What you need to do. Search the records for the string "approuver" and return each line that has it.

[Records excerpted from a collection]

☆ ☆ ☆ ☆ ☆

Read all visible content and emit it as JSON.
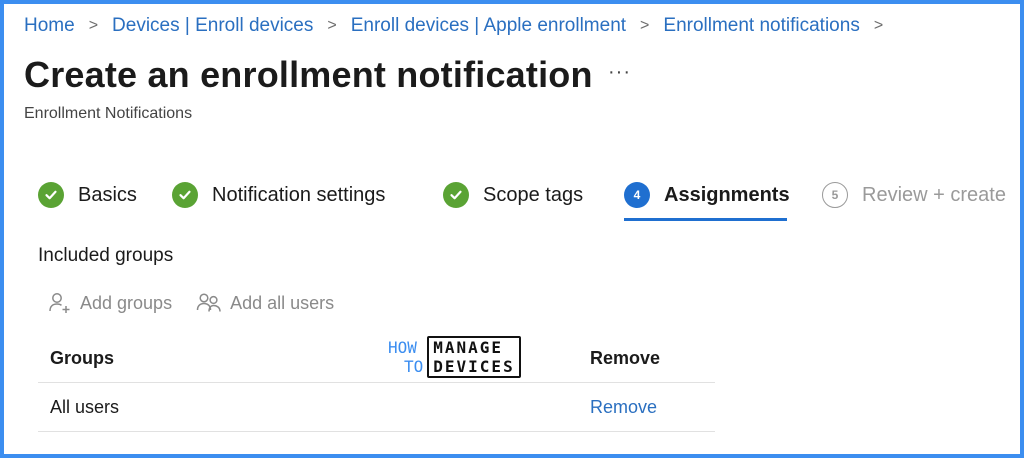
{
  "breadcrumb": {
    "items": [
      "Home",
      "Devices | Enroll devices",
      "Enroll devices | Apple enrollment",
      "Enrollment notifications"
    ],
    "separator": ">"
  },
  "header": {
    "title": "Create an enrollment notification",
    "more": "···",
    "subtitle": "Enrollment Notifications"
  },
  "wizard": {
    "steps": [
      {
        "label": "Basics",
        "state": "done"
      },
      {
        "label": "Notification settings",
        "state": "done"
      },
      {
        "label": "Scope tags",
        "state": "done"
      },
      {
        "number": "4",
        "label": "Assignments",
        "state": "active"
      },
      {
        "number": "5",
        "label": "Review + create",
        "state": "disabled"
      }
    ]
  },
  "included": {
    "title": "Included groups",
    "add_groups": "Add groups",
    "add_all_users": "Add all users"
  },
  "table": {
    "columns": [
      "Groups",
      "Remove"
    ],
    "rows": [
      {
        "group": "All users",
        "action": "Remove"
      }
    ]
  },
  "watermark": {
    "left": [
      "HOW",
      "TO"
    ],
    "right": [
      "MANAGE",
      "DEVICES"
    ]
  },
  "colors": {
    "accent": "#1f6fd0",
    "link": "#2a6fc0",
    "success": "#5aa334",
    "frame": "#3c8ef0",
    "disabled": "#9a9a9a"
  }
}
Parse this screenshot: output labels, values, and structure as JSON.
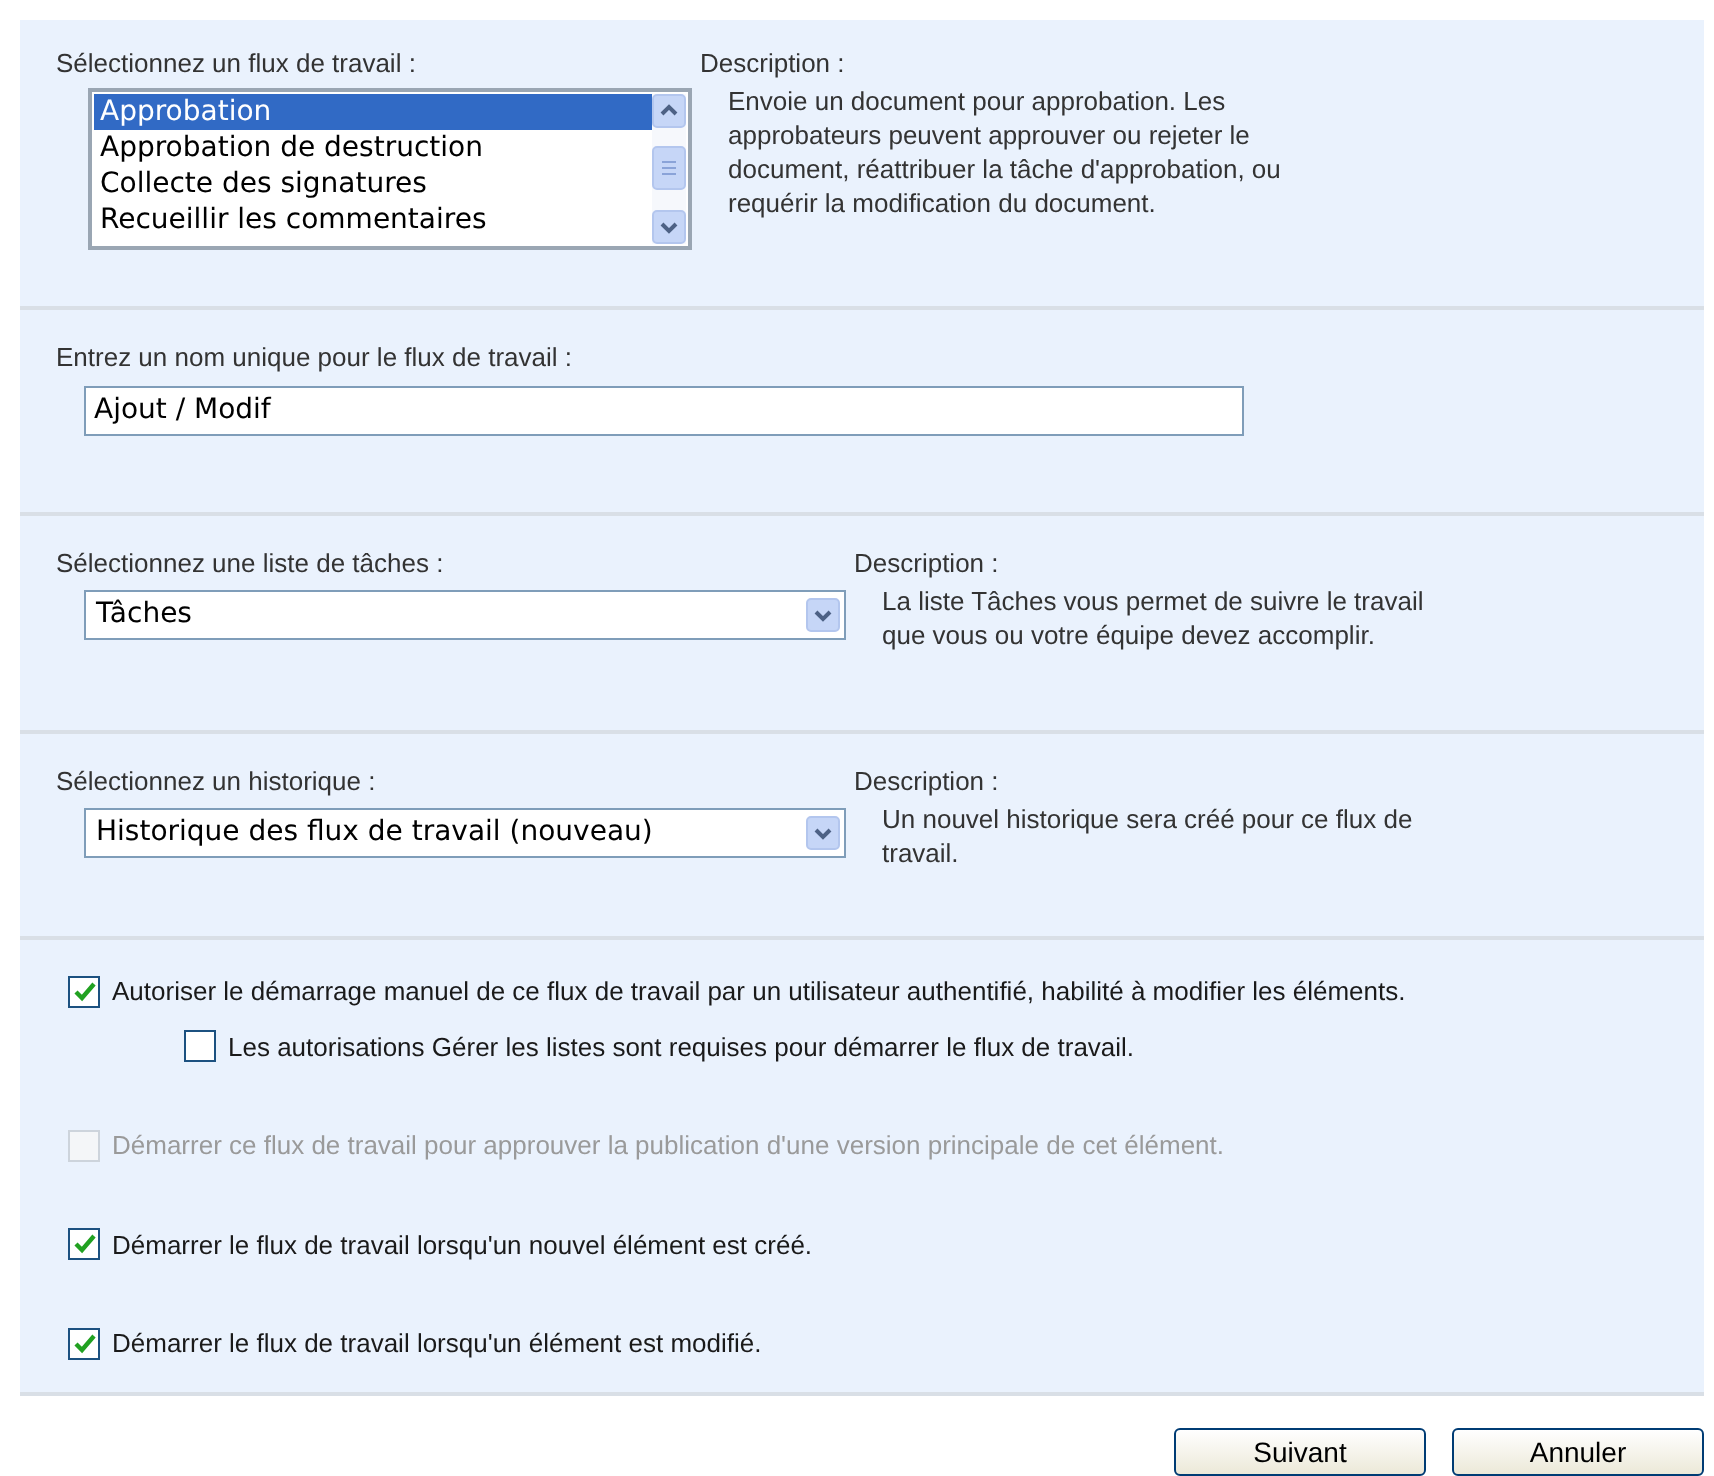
{
  "workflow_section": {
    "label": "Sélectionnez un flux de travail :",
    "items": [
      {
        "label": "Approbation",
        "selected": true
      },
      {
        "label": "Approbation de destruction",
        "selected": false
      },
      {
        "label": "Collecte des signatures",
        "selected": false
      },
      {
        "label": "Recueillir les commentaires",
        "selected": false
      }
    ],
    "description_label": "Description :",
    "description": "Envoie un document pour approbation. Les approbateurs peuvent approuver ou rejeter le document, réattribuer la tâche d'approbation, ou requérir la modification du document."
  },
  "name_section": {
    "label": "Entrez un nom unique pour le flux de travail :",
    "value": "Ajout / Modif"
  },
  "task_list_section": {
    "label": "Sélectionnez une liste de tâches :",
    "value": "Tâches",
    "description_label": "Description :",
    "description": "La liste Tâches vous permet de suivre le travail que vous ou votre équipe devez accomplir."
  },
  "history_section": {
    "label": "Sélectionnez un historique :",
    "value": "Historique des flux de travail (nouveau)",
    "description_label": "Description :",
    "description": "Un nouvel historique sera créé pour ce flux de travail."
  },
  "options": [
    {
      "label": "Autoriser le démarrage manuel de ce flux de travail par un utilisateur authentifié, habilité à modifier les éléments.",
      "checked": true,
      "disabled": false,
      "children": [
        {
          "label": "Les autorisations Gérer les listes sont requises pour démarrer le flux de travail.",
          "checked": false,
          "disabled": false
        }
      ]
    },
    {
      "label": "Démarrer ce flux de travail pour approuver la publication d'une version principale de cet élément.",
      "checked": false,
      "disabled": true
    },
    {
      "label": "Démarrer le flux de travail lorsqu'un nouvel élément est créé.",
      "checked": true,
      "disabled": false
    },
    {
      "label": "Démarrer le flux de travail lorsqu'un élément est modifié.",
      "checked": true,
      "disabled": false
    }
  ],
  "buttons": [
    "Suivant",
    "Annuler"
  ]
}
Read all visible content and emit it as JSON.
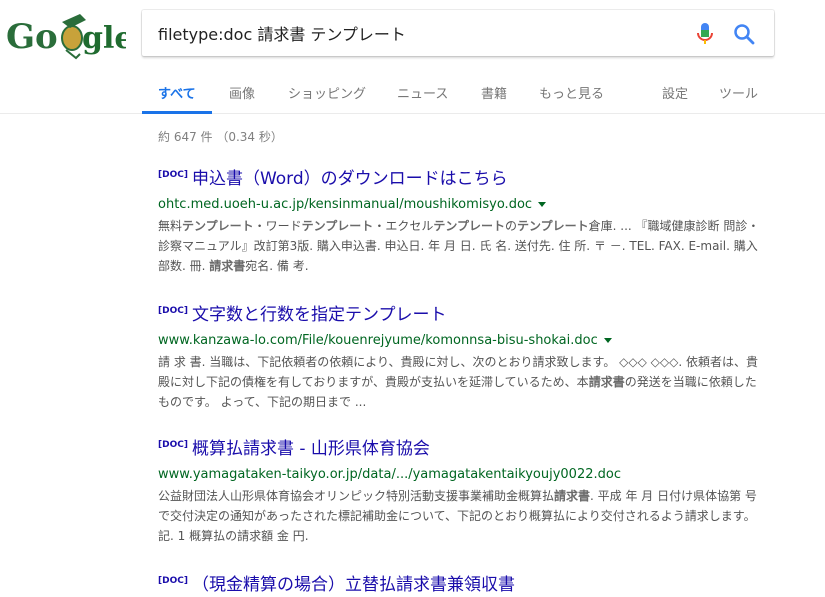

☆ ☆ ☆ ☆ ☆

Answer section.
    "description": "Envoie un document pour approbation. Les approbateurs peuvent approuver ou rejeter le document, réattribuer la tâche d'approbation, ou requérir la modification du document."
      "label": "Démarrer ce flux de travail pour approuver la publication d'une version principale de cet élément.",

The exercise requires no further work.